Wednesday, November 27, 2013

Happy Thanksgiving!

A special day set aside in our nation to give thanks to God for all His gifts to us.

Thanksgiving has a long history in our country, but the theme of giving thanks goes much further back in history, as recorded in the Bible. Two articles point out this significance as Thanksgiving this year is in an extremely rare coincidence with Hanakkah and the end of this Thanksgiving weekend coincides with the First Sunday of Advent.

Have a good time with family and friends and don't eat any more than I would. ;-)

Hanukkah and Our Attitude about the Future

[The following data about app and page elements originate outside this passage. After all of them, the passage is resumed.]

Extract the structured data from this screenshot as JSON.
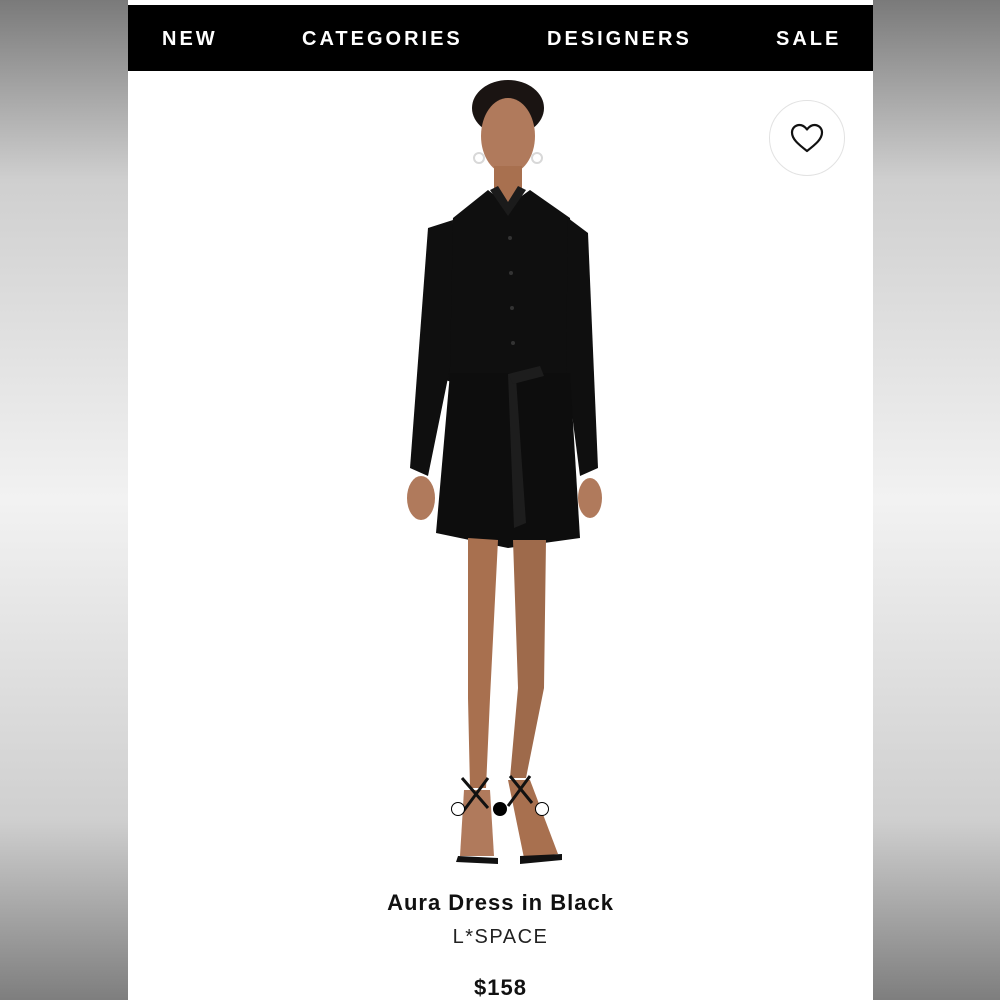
{
  "nav": {
    "items": [
      "NEW",
      "CATEGORIES",
      "DESIGNERS",
      "SALE"
    ]
  },
  "favorite": {
    "icon": "heart-icon"
  },
  "gallery": {
    "image": "model-wearing-black-shirt-dress",
    "dots": 3,
    "active_dot": 2
  },
  "product": {
    "title": "Aura Dress in Black",
    "brand": "L*SPACE",
    "price": "$158"
  },
  "colors": {
    "nav_bg": "#000000",
    "nav_text": "#ffffff",
    "text": "#111111"
  }
}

(This is a post I originally made in 2003 and feel is worth repeating each year, especially in light of some very dark anti-human views of the future vs. ongoing and emerging developments that can provide resources for future generations. It is especially appropriate this year as Hanukkah actually coincides with Thanksgiving on the calendar.)

Rabbi Daniel Lapin has a provocative column in WorldNetDaily on a message of Hanukkah that is relevant to people of all faiths. He shows examples, ancient and modern, of how a pessimistic Malthusian worldview has been repeatedly disproved by the Creator's providence of material resources and the ingenuity to utilize them to provide for the future. Rabbi Lapin says:
It only seemed that we lacked sufficient copper, whale oil or wood. In reality, our God-given ingenuity developed exciting new technology that eliminated our need for each commodity just as it was becoming scarce.

Hanukkah's miracle was that, day after day, the Temple's menorah just kept on burning in spite of an apparent shortage of fuel - a metaphor, surely, for all apparent shortages that can be overcome with faith. Hanukkah invites us all to express gratitude to the Creator whose beneficence is boundless. It stimulates discussions that can spur our spiritual growth. It reminds us that with His gift of creativity, challenges become optimistic opportunities to partner with God in creatively solving all material shortage.

Friday, November 22, 2013

Fifty Years Ago

President John F. Kennedy addressing Congress on May 25, 1961 on reaching the Moon within the decade. Credit: NASA

In the Fall of 1963, I was in third grade. On that Friday afternoon, my class first heard the principal's announcement that President John F. Kennedy had been shot. Being in Catholic school, we immediately began saying Hail Marys. Shortly after, came the announcement that the President had died, more prayers and my teacher, Sr. Mary Alphonse, saying that we would see this event in our history books.

President Kennedy's Administration made history with the Cuban Missile Crisis, the partial nuclear test ban treaty, the Peace Corps, civil rights and, of course, the reach for the Moon.

Like any historical figure, Kennedy was a complex person in turbulent times. We later learned of the extent of his medical problems and of his personal moral flaws. At the same time, he showed the leadership skills to inspire American citizens to aspire to public service either formally, by entering government, or by in whatever way asking "what you can do for your country".

The world was in a tense situation with the Cold War at that time. However the nation's recent experience in winning World War II, the post-war prosperity, the growing attention to civil rights for all Americans, and the dawning of the Space Age combined to generate a "can-do" spirit in society. This spirit of the time enabled JFK to ascend to leadership as much as his leadership helped further that spirit.

We can only speculate what would have occurred had there been no shooting in Dallas and JFK had completed one or two terms as president. In the tensions of our present day, may we not forget that crises can bring forth leadership that can find opportunities for accomplishment. May we never forget that our future as a nation and as human civilization depends on adhering to or recapturing the fundamental values of faith, life, liberty and human dignity that have enabled our advancement so far.

Finally, the sudden death of a young leader fifty years ago reminds us of the fleetingness and uncertainty of our temporal lives. May we be always mindful of the eternal things promised by God when our time of faithfully living each of our temporal lives comes to an end.